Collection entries
::::

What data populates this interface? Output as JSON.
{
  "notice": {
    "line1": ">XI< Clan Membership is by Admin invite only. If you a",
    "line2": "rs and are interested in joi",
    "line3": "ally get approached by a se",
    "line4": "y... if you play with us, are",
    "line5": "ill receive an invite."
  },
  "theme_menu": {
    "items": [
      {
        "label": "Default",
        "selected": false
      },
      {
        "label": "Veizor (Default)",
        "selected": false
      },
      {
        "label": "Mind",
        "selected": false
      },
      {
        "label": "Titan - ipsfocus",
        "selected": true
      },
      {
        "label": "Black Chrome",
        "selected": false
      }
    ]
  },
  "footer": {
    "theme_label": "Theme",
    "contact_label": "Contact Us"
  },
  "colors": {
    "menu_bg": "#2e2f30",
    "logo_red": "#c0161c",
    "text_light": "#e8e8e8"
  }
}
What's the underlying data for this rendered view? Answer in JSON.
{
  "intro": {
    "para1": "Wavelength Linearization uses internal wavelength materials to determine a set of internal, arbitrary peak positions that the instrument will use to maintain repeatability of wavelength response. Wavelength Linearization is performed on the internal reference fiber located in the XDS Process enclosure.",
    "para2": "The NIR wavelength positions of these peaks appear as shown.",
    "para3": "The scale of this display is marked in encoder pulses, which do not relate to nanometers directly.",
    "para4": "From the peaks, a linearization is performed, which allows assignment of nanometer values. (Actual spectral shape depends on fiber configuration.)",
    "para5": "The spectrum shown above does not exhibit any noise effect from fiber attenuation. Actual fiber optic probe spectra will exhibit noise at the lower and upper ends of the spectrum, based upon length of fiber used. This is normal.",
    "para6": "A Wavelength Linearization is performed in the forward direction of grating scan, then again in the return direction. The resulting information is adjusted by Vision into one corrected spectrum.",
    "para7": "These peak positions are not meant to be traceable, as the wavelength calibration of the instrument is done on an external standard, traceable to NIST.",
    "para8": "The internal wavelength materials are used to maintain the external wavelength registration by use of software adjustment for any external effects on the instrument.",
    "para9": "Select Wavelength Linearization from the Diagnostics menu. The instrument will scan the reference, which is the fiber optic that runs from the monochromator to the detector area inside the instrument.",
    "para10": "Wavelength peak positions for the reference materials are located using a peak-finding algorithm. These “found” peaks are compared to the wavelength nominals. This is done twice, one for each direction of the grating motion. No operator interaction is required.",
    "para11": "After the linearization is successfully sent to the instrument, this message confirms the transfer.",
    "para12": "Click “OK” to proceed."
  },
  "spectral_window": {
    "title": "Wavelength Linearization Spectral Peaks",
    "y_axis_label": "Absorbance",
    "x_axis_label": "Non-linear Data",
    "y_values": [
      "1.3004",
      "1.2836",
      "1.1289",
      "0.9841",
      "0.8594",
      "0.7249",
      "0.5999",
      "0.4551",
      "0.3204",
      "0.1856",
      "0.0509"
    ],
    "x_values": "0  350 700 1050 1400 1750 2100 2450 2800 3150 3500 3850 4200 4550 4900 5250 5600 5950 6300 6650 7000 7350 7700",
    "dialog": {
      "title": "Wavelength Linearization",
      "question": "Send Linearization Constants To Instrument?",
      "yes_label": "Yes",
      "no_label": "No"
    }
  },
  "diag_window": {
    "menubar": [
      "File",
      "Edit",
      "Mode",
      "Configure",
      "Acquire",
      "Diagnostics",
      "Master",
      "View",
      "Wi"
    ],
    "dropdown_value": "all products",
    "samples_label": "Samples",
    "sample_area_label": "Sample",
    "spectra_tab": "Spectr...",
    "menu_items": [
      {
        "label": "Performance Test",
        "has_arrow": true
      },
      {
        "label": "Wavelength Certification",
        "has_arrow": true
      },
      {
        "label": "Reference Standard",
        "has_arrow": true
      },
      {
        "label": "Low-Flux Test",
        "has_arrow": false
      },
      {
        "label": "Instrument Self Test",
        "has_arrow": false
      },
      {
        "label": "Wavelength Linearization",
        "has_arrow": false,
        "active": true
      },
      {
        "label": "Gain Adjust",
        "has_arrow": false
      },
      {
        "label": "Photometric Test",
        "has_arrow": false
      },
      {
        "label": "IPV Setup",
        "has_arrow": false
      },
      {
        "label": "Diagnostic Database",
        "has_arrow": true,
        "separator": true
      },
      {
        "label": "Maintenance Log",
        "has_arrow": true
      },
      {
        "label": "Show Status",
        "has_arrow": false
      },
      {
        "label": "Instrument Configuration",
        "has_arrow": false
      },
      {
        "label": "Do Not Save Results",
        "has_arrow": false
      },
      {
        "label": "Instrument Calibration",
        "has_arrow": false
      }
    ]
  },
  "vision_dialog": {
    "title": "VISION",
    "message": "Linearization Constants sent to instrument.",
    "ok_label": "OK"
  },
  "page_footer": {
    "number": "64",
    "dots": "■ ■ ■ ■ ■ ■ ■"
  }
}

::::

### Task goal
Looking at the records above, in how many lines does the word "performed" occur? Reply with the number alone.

### Solution for this problem
3